LEVERAGING A LOTTERY  (REV:R-1)    
                                       (c) John T. Thorngren 1999

    A gambling casino introduces a simple lottery based upon
    the roll of a single die -- every player on each game has
    one out of six chances to win.  In several 6,000 game series
    as well as one for 59,000 games, seven players try their
    various "systems" and demonstrate the concept of short and
    long term random. Each player's "system" is subsequently
    converted into a mathematical relationship called a "filter".
    Simple probability and statistical techniques describe the 
    concept of filters: when they are successful, when they fail,
    and why they have a unique, reflexive property.  Every system,
    even same-ticket-bets, machine quick picks, and Wheeling, can
    be converted into a filter.  A financial analysis (Leveraging
    a Lottery) uses eleven filters with their associated probabil-
    ities for success.  Each filter has a bank account, and any
    two filters may be combined into a joint account using the
    probability Law of Multiplication thus giving the player a
    total of 66 separate bank accounts.  These accounts become
    leveraged when used to generate a bet ticket.  Rather than a
    simple "win/no-win" at each lottery drawing, a player now has a
    statistical tool -- a dollar balance in his accounts -- to gauge
    whether he is on a winning streak (Winning Wave) or in a loosing
    slump (Terriblium Trough).  Leveraging a Lottery is a game within
    a game that, with a little skill and a little luck, might give one
    a real advantage and a better chance to win the lottery.

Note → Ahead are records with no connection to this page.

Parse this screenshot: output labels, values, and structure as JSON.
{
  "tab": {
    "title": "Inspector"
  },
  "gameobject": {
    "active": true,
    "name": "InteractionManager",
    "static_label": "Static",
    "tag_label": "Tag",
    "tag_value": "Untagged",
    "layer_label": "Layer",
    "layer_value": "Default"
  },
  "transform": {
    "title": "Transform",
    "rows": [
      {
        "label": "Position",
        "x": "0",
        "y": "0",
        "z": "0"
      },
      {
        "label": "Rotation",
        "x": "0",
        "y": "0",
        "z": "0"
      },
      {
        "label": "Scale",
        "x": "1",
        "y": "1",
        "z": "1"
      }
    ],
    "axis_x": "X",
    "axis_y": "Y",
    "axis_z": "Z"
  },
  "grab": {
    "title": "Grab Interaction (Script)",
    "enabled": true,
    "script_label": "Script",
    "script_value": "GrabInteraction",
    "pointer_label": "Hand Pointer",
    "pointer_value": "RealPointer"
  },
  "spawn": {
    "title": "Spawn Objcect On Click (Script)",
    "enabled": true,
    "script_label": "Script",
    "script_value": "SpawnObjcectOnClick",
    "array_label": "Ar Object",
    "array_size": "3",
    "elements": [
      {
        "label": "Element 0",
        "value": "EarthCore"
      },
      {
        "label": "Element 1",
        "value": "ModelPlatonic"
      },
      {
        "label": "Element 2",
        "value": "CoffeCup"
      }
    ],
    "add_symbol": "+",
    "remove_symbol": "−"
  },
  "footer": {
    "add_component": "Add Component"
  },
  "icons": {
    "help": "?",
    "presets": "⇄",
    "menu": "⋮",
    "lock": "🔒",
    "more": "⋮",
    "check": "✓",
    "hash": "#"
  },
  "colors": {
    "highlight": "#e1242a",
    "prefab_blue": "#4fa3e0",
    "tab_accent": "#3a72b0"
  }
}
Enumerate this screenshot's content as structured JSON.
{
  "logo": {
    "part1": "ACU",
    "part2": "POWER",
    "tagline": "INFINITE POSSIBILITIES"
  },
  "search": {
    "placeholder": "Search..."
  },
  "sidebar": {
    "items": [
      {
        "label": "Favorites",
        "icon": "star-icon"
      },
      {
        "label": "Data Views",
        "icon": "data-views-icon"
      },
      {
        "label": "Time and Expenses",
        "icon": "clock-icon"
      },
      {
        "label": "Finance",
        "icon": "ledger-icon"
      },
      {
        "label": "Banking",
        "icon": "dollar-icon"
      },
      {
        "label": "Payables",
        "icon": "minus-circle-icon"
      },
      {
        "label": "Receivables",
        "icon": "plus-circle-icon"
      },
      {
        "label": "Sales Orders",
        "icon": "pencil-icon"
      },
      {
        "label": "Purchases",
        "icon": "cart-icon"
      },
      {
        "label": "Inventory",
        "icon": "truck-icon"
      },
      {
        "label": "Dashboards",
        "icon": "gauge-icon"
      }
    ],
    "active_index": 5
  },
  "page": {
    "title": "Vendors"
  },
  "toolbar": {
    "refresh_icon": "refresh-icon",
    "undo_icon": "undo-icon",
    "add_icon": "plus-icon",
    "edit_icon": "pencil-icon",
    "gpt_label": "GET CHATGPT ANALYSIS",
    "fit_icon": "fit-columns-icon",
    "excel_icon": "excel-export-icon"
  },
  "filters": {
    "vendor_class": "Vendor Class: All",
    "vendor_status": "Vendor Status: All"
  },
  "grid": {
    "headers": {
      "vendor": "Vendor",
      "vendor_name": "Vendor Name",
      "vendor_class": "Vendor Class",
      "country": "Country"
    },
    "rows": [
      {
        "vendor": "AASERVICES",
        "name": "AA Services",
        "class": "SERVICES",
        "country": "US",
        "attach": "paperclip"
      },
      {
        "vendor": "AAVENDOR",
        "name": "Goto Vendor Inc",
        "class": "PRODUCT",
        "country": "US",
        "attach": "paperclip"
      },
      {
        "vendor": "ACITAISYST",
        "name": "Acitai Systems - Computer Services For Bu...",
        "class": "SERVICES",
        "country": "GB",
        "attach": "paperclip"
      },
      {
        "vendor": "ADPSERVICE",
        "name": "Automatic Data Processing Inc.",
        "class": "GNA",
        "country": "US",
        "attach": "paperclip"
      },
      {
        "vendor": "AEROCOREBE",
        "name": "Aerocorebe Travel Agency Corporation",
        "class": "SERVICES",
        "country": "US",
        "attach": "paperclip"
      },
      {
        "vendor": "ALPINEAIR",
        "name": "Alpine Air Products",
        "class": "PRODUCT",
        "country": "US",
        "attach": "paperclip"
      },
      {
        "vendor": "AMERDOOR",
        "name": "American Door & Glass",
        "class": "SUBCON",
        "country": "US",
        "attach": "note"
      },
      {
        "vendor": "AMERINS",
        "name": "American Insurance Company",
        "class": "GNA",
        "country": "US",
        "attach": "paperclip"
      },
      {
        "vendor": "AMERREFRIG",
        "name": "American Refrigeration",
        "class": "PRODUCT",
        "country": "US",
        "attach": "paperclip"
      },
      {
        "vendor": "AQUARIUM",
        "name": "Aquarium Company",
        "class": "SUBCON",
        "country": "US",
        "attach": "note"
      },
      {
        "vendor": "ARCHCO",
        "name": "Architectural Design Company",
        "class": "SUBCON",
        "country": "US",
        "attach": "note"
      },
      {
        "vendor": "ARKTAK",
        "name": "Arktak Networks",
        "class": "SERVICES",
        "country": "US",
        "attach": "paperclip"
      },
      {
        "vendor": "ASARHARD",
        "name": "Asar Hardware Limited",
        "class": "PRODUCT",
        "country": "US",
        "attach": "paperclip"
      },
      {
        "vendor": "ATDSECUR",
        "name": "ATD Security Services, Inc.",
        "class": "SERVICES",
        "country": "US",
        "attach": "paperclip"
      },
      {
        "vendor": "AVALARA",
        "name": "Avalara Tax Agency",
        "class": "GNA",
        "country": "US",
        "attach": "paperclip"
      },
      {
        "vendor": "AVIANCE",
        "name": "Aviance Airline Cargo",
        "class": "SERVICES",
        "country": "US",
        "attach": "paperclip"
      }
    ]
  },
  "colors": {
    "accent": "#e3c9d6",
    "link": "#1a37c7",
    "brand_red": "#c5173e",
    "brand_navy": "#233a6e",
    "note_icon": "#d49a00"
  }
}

It is not
    a gimmick. A fiction novel format presents supporting mathematical
    proofs ranging from very simple to extremely complex; simply 
    glossing over that which he does not understand, a reader with 
    only high school math skills will still benefit and will understand
    filters as they apply to Leveraging a Lottery.  For the more 
    mathematically inclined, the last chapter presents several tests
    for significance on lottery bias with emphasis on frequency, subtle
    patterns, and ball pair affinity using the Texas Lottery as an
    example. Radically new statistical concepts include the 9824 Rule;
    a variable correction factor for approximating a binomial with a
    normal distribution; identification of those few places where the
    Student's t and Z distributions are applicable in  lottery analysis;
    a normally distributed transformation for Hit Intervals; and the
    Significant Other Test for significance.  The Appendix contains all
    statistical equations used in the eleven filters (Even/Prime Integer,
    Sum Total, Short/Tall SixPacks, Distribution, Immediate Prior Hit,
    MPF, PFR, and Forward Difference) as well as short source codes
    written in Quick Basic for the Normal, Student's t, Z, Binomial,
    and Chi Squared distributions. The Appendix also gives instructions
    for obtaining a diskette with these source codes, the Leveraging
    a Lottery computer program, and a utility program with statistical
    procedures for lottery bias. Earlier development efforts include:
    Most Likely Draw Lotto (c) 1994, Lottery Leverage REV:P-1 (c) 1996,
    Lottery Leverage REV:P-2 (c) 1996. Word count: ~ 28,000 (exclusive
    of figures & tables). Reading grade level: Flesch-Kincaide = 8.1,
    Coleman-Liau = 11.4, Bormuth = 10.3. Flesch Reading Ease 65.3.